_EXERCISE INSTRUCTIONS:_
Tally up the lines below that include the word "arrow". Answer with the number alone.

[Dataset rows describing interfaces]
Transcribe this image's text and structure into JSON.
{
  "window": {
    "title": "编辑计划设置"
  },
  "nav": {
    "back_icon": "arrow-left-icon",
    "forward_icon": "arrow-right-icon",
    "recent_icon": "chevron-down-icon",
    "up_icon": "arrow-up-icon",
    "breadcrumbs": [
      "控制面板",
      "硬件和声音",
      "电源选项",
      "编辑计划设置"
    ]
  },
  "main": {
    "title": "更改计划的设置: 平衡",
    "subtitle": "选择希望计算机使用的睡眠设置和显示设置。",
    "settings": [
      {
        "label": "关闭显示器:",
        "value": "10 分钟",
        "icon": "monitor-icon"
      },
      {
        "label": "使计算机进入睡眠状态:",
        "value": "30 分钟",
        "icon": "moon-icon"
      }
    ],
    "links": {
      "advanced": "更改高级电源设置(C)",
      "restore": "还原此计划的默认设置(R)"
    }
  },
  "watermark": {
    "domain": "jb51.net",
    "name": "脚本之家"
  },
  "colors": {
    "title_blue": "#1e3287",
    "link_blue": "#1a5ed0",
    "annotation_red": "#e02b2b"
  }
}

_WRITTEN RESPONSE:_
3